Developing this kind of culture and environment for innovation is relatively easy for start-up companies, but more difficult for the established players in a market, especially if they are risk averse, have a culture of failure being fatal and established technology that is difficult to maintain, upgrade and replace. Creating the proper environment for innovation takes either radical change, or time to evolve the culture and environment. Leaders in established companies often are not willing to make the radical changes necessary, and evolving the culture takes time while other companies get further ahead in the race for innovation and differentiation.
The real problem with differentiation is that unless you are prepared to differentiate now, the innovations will become accepted and you will need to follow a course of imitation. In a recent HBR article, Freek Vermeulen. Associate Professor of Strategy and Entrepreneurship at the London Business School, talks about how customers view differentiation. In some industries, the products and services are fundamentally not that different. He suggests that customers make buying decisions based less on what is different and more on social context – they buy a particular product or service because their social network and relationships suggest it is known and an acceptable choice.
The implication for insurance carriers is that differentiation is a good strategy, but eventually the innovation produced is imitated and becomes a standard offering. A strategy of imitation will eventually be required, and when products look the same to the customer, they will choose based on their social networks and relationships. An alternate focus for innovation by differentiation, then, might be to follow a strategy of imitation and socialization. For example:

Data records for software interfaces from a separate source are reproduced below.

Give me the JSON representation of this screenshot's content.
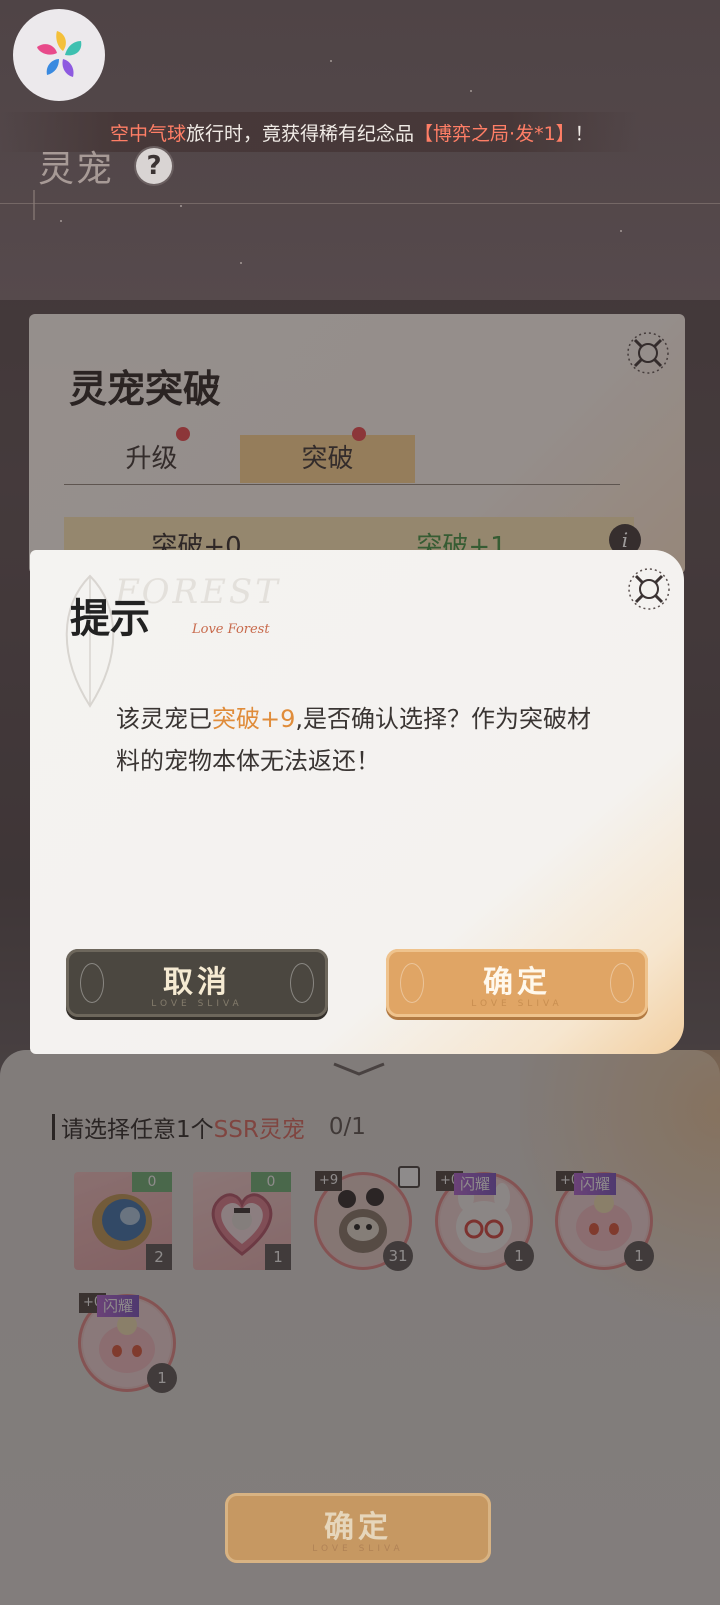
{
  "ticker": {
    "prefix": "空中气球",
    "middle": "旅行时，竟获得稀有纪念品",
    "item": "【博弈之局·发*1】",
    "suffix": "！"
  },
  "page": {
    "title": "灵宠",
    "help_label": "?"
  },
  "background_panel": {
    "title": "灵宠突破",
    "tabs": [
      {
        "label": "升级"
      },
      {
        "label": "突破"
      }
    ],
    "strip_left": "突破+0",
    "strip_right": "突破+1",
    "info_label": "i"
  },
  "dialog": {
    "title": "提示",
    "watermark": "FOREST",
    "script": "Love Forest",
    "message_part1": "该灵宠已",
    "message_highlight": "突破+9",
    "message_part2": ",是否确认选择？作为突破材料的宠物本体无法返还！",
    "cancel_label": "取消",
    "confirm_label": "确定",
    "button_sub": "LOVE SLIVA"
  },
  "selection": {
    "prefix": "请选择任意1个",
    "highlight": "SSR灵宠",
    "count": "0/1",
    "items": [
      {
        "badge": "0",
        "count": "2",
        "kind": "crystal-ball"
      },
      {
        "badge": "0",
        "count": "1",
        "kind": "heart-frame"
      },
      {
        "level": "+9",
        "count": "31",
        "kind": "raccoon"
      },
      {
        "level": "+0",
        "shine": "闪耀",
        "count": "1",
        "kind": "bunny-glasses"
      },
      {
        "level": "+0",
        "shine": "闪耀",
        "count": "1",
        "kind": "pink-sprite"
      },
      {
        "level": "+0",
        "shine": "闪耀",
        "count": "1",
        "kind": "pink-sprite"
      }
    ]
  },
  "main_button": {
    "label": "确定",
    "sub": "LOVE SLIVA"
  },
  "colors": {
    "accent": "#e0a565",
    "highlight": "#e08c3a",
    "ssr": "#e26d63",
    "shine": "#b567d8"
  }
}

- Instead of using big data to understand customer behavior, shape the behavior through social interaction. While streamlining customer interaction through the cloud and mobile strategies, find ways to build relationships where customers will interact with you and others to build trust and preferences.

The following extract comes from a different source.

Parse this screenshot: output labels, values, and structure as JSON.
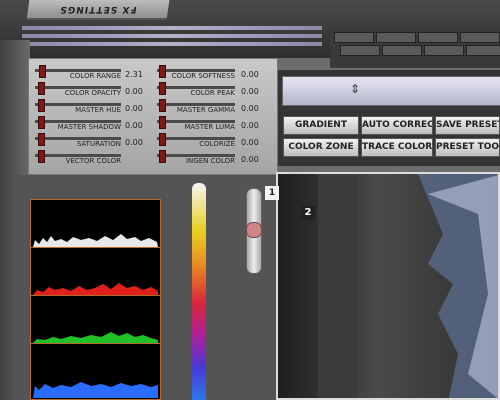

- While modernizing systems to provide internal process efficiencies, put internal social networking into place to build a culture and skills that can be used to leverage external social interactions.
- Win customers not by being the coolest or latest, but by being the most connected and trusted.
The best part is that a strategy of imitation and socialization can be done while updating technology to do what others are doing, and it builds the kind of culture that can transform into one that is innovative and possibly differentiated in the end. It doesn’t take a radical change or large technology investments that work against the clock of the wave of technical change.